In economic terms, the Commission estimates that, thanks to the circular economy, the savings in raw materials for industries by 2025 could be at least equal to 14% at the same level of output. Furthermore, this is a saving that could generate a benefit equals to 400 billion Euro. In addition, the circular pattern would favor the creation of new business sectors, giving stimulus to consumption and promoting job growth.

The European industry has already started to change

Some of the more advanced European industrial companies have anticipated the Commission moves in Brussels. Many nations have begun a transition of their production systems and service to the new "circular economy" structure. This is happening because the most innovative enterprises have realized that the adoption of production models based on circular economy favors the development of their business and create shareholders' value. The most useful strategies range from re-manufacturing of exhausted products to the transformation of products into services, according to the paradigm of the circular economy for sharing, from zero-waste policies to supply chain redesign aimed at implementing new symbiotic partnership. This is already a reality in the European electronics industry, where manufacturers have created dedicated organizations focused on resource efficiency, recycling and eco-design such as Remedia in Italy, Ecosystemes in France, and Repic in UK.

The European Commission has expressed its intention to encourage and accelerate industrial investment for the adoption of circular economy models, rewarding the most worthy programs and ideas. Tracking and watching these intentions will translate into concrete measures, capable of transforming the current experimental stage in a so-called mainstream scenario/
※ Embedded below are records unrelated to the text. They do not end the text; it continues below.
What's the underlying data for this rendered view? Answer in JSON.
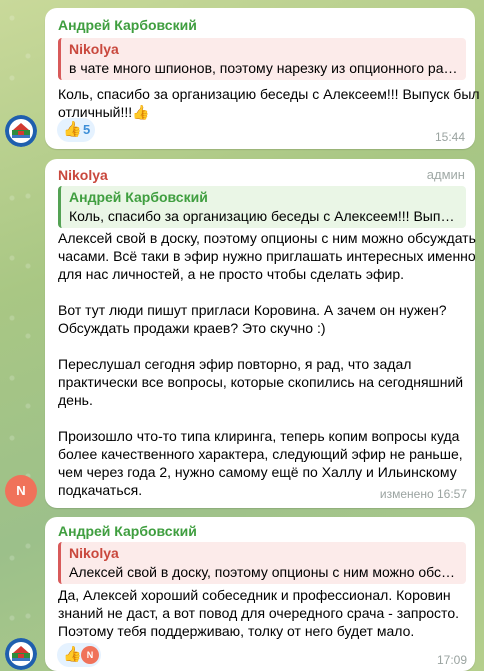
{
  "colors": {
    "sender_green": "#3f9e3f",
    "sender_red": "#c9483d",
    "reply_green_bg": "#eaf6e6",
    "reply_red_bg": "#fcebea",
    "reaction_blue": "#3e8fd8",
    "avatar_n_bg": "#f0725a"
  },
  "messages": [
    {
      "sender": "Андрей Карбовский",
      "reply_name": "Nikolya",
      "reply_text": "в чате много шпионов, поэтому нарезку из опционного рад...",
      "lines": [
        "Коль, спасибо за организацию беседы с Алексеем!!! Выпуск был",
        "отличный!!!👍"
      ],
      "reaction_emoji": "👍",
      "reaction_count": "5",
      "time": "15:44",
      "avatar_icon": "house-logo-icon"
    },
    {
      "sender": "Nikolya",
      "role": "админ",
      "reply_name": "Андрей Карбовский",
      "reply_text": "Коль, спасибо за организацию беседы с Алексеем!!! Выпуск б...",
      "lines": [
        "Алексей свой в доску, поэтому опционы с ним можно обсуждать",
        "часами. Всё таки в эфир нужно приглашать интересных именно",
        "для нас личностей, а не просто чтобы сделать эфир.",
        "",
        "Вот тут люди пишут пригласи Коровина. А зачем он нужен?",
        "Обсуждать продажи краев? Это скучно :)",
        "",
        "Переслушал сегодня эфир повторно, я рад, что задал",
        "практически все вопросы, которые скопились на сегодняшний",
        "день.",
        "",
        "Произошло что-то типа клиринга, теперь копим вопросы куда",
        "более качественного характера, следующий эфир не раньше,",
        "чем через года 2, нужно самому ещё по Халлу и Ильинскому",
        "подкачаться."
      ],
      "time": "изменено 16:57",
      "avatar_letter": "N"
    },
    {
      "sender": "Андрей Карбовский",
      "reply_name": "Nikolya",
      "reply_text": "Алексей свой в доску, поэтому опционы с ним можно обсуж...",
      "lines": [
        "Да, Алексей хороший собеседник и профессионал. Коровин",
        "знаний не даст, а вот повод для очередного срача - запросто.",
        "Поэтому тебя поддерживаю, толку от него будет мало."
      ],
      "reaction_emoji": "👍",
      "reaction_avatar_letter": "N",
      "time": "17:09",
      "avatar_icon": "house-logo-icon"
    }
  ]
}
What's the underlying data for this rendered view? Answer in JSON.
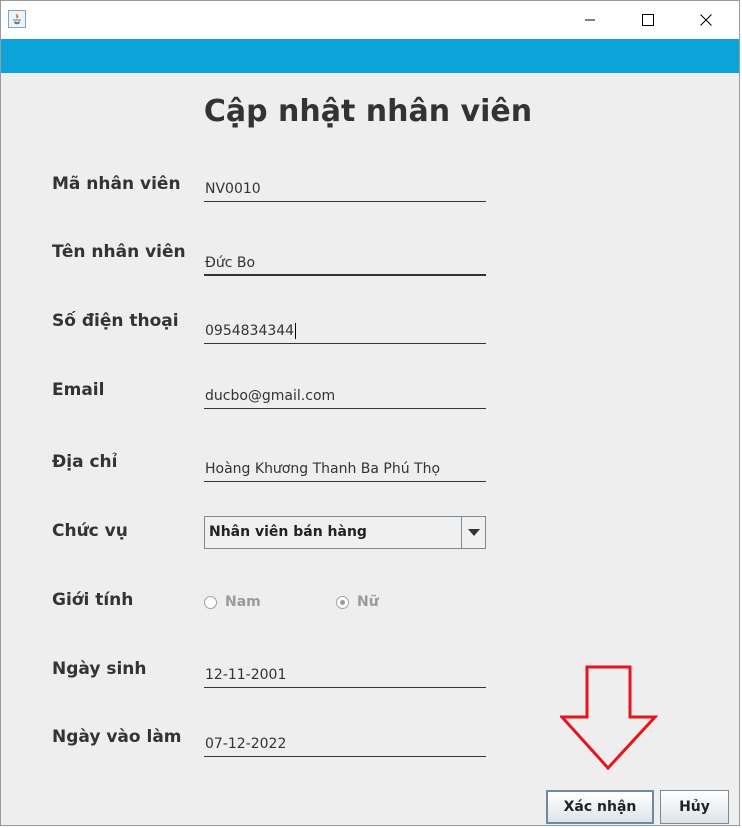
{
  "window": {
    "icon": "java-icon",
    "controls": [
      "minimize-icon",
      "maximize-icon",
      "close-icon"
    ]
  },
  "form": {
    "title": "Cập nhật nhân viên",
    "fields": [
      {
        "label": "Mã nhân viên",
        "value": "NV0010"
      },
      {
        "label": "Tên nhân viên",
        "value": "Đức Bo"
      },
      {
        "label": "Số điện thoại",
        "value": "0954834344"
      },
      {
        "label": "Email",
        "value": "ducbo@gmail.com"
      },
      {
        "label": "Địa chỉ",
        "value": "Hoàng Khương Thanh Ba Phú Thọ"
      }
    ],
    "position": {
      "label": "Chức vụ",
      "selected": "Nhân viên bán hàng"
    },
    "gender": {
      "label": "Giới tính",
      "options": [
        "Nam",
        "Nữ"
      ],
      "selected": "Nữ"
    },
    "birth_date": {
      "label": "Ngày sinh",
      "value": "12-11-2001"
    },
    "start_date": {
      "label": "Ngày vào làm",
      "value": "07-12-2022"
    }
  },
  "buttons": {
    "confirm": "Xác nhận",
    "cancel": "Hủy"
  },
  "colors": {
    "banner": "#0ca3d9",
    "annotation_arrow": "#e8141c",
    "text": "#333333"
  }
}
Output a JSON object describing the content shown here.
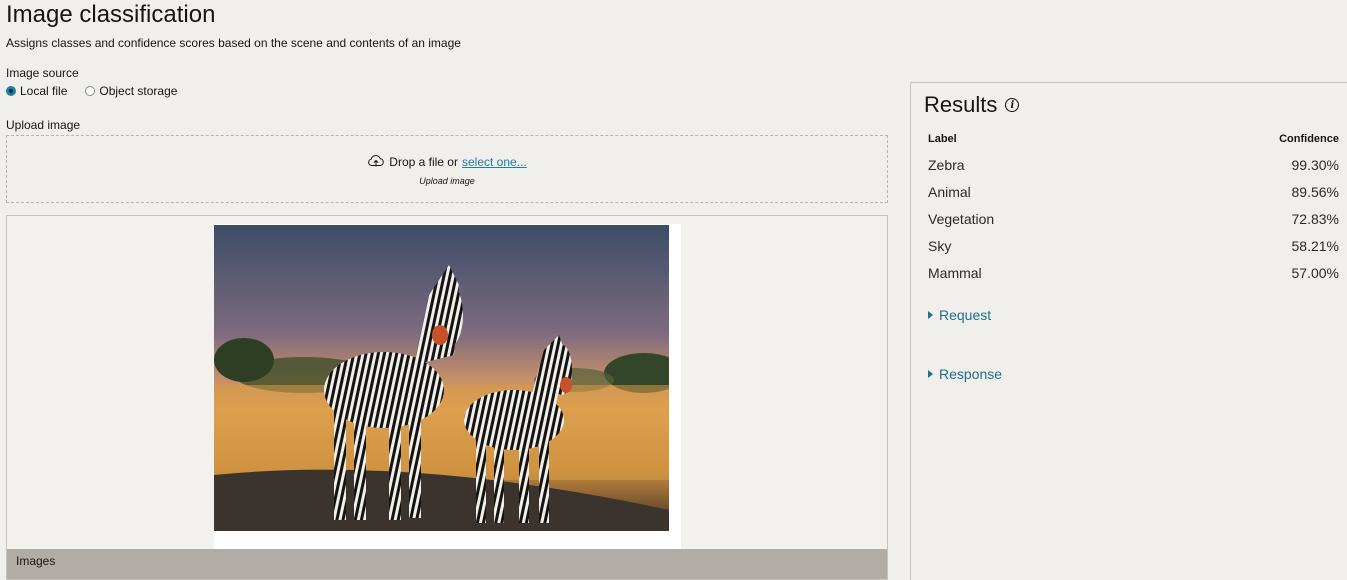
{
  "header": {
    "title": "Image classification",
    "subtitle": "Assigns classes and confidence scores based on the scene and contents of an image"
  },
  "source": {
    "label": "Image source",
    "options": [
      {
        "label": "Local file",
        "selected": true
      },
      {
        "label": "Object storage",
        "selected": false
      }
    ]
  },
  "upload": {
    "label": "Upload image",
    "drop_text": "Drop a file or",
    "select_link": "select one...",
    "hint": "Upload image"
  },
  "preview": {
    "footer_label": "Images"
  },
  "results": {
    "title": "Results",
    "columns": {
      "label": "Label",
      "confidence": "Confidence"
    },
    "rows": [
      {
        "label": "Zebra",
        "confidence": "99.30%"
      },
      {
        "label": "Animal",
        "confidence": "89.56%"
      },
      {
        "label": "Vegetation",
        "confidence": "72.83%"
      },
      {
        "label": "Sky",
        "confidence": "58.21%"
      },
      {
        "label": "Mammal",
        "confidence": "57.00%"
      }
    ],
    "request_label": "Request",
    "response_label": "Response"
  },
  "colors": {
    "accent": "#227e9e",
    "link": "#1f6e8c",
    "background": "#f1efec",
    "footer_bar": "#b2aca6"
  }
}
Hence, the industry reference models will actually be based on the circular economy concept as noted below:


The "circular economy package" for Europe

Europe needs an effective set of measures to support the adoption of circular economy as an essential component for the EU growth strategy. Most of the required ingredients are already in place and there ready to go. However, first of all, the European Commission needs to deal with the cultural and innovation gap at all levels ranging from consumers and their communities to industry and business to public institutions, government, schools and society itself. The first priority for the new package will be the building of a favorable government policy and plan for the development of new eco-innovative and systemic industrial models inspired by the circular economy paradigm. The need is for tackling bottlenecks, such as skills gaps, poor consumers awareness, to lacking of a strategic vision, plans and financing and thus to weaken investment capabilities of small and medium enterprises.

The long awaited circular economy package from the European Commission would therefore provide the necessary tools to address and overcome the current and future limits. Stakeholders expect effective measures to promote and reward companies that invest in the design of products, services and industrial processes based on a systemic, eco-innovative vision, with a strong focus on SMEs.

To accomplish this critical end result, it is important to identify the leaders; study their strategies; and provide effective and balanced rewarding mechanisms ( ranging from economic to environmental and modernization). Such incentives should be expressly aimed at companies that are committed to transform products into services, while maintaining ownership of the goods sold in order to more effectively manage their end use. Financial services is an important civic capitalism strategy to provide a better and tailored answers to consumers' needs. In addition, new measures to stimulate the circular economy should fit into a broader framework related to the rethinking of the current fiscal policies, in support of green economy and eco-innovation that protects our environment, and air for future generations.